### TASK DETAILS
Search the material below for lines containing the string "pharetra", and copy every one you find.

** Opening MATERIAL FOR THIS EXERCISE block **

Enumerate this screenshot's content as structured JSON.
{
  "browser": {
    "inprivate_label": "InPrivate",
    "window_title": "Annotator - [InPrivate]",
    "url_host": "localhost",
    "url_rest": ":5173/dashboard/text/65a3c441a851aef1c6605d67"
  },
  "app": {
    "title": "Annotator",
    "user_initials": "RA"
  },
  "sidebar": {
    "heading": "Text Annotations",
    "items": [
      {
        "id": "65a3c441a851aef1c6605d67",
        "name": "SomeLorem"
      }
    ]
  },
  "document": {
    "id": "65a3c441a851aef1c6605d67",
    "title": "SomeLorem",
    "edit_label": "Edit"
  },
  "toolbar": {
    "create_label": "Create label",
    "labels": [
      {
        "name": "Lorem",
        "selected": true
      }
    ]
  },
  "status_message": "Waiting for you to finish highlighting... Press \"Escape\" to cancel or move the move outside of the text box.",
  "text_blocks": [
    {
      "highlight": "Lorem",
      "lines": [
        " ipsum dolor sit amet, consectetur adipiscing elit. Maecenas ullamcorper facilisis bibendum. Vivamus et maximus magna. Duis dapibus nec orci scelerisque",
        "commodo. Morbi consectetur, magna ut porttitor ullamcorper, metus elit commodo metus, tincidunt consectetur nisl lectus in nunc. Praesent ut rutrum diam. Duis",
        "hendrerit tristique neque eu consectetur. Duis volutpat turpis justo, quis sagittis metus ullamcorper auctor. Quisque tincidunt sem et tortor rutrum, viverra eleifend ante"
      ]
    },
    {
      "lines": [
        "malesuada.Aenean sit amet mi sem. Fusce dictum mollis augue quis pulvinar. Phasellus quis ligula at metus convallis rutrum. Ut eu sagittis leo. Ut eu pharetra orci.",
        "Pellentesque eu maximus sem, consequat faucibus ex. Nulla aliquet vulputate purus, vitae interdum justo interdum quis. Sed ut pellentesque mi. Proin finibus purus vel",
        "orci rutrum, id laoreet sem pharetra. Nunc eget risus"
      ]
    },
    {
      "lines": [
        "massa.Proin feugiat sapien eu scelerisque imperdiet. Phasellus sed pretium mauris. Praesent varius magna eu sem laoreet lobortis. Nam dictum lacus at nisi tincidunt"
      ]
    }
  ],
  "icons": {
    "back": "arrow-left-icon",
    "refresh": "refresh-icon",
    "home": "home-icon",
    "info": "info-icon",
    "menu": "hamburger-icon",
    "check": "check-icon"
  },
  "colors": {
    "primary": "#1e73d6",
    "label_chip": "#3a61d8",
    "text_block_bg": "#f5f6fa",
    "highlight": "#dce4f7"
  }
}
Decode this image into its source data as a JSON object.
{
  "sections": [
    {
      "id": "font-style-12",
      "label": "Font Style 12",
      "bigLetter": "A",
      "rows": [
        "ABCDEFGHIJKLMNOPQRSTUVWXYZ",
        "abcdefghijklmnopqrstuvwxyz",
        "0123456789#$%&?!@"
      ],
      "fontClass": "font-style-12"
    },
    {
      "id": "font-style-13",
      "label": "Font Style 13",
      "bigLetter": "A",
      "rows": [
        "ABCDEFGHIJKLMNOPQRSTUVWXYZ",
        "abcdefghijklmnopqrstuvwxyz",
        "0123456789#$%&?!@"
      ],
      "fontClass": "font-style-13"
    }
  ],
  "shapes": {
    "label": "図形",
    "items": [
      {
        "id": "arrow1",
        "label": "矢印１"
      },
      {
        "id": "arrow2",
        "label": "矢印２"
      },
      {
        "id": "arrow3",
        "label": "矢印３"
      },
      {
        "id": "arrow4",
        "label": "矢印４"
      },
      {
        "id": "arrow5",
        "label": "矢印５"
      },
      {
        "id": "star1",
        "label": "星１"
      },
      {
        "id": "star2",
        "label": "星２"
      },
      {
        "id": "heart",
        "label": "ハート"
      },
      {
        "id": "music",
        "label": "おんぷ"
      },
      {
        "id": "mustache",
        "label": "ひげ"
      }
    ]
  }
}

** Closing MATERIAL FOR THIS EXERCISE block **

### SOLUTION BELOW
        "malesuada.Aenean sit amet mi sem. Fusce dictum mollis augue quis pulvinar. Phasellus quis ligula at metus convallis rutrum. Ut eu sagittis leo. Ut eu pharetra orci.",
        "orci rutrum, id laoreet sem pharetra. Nunc eget risus"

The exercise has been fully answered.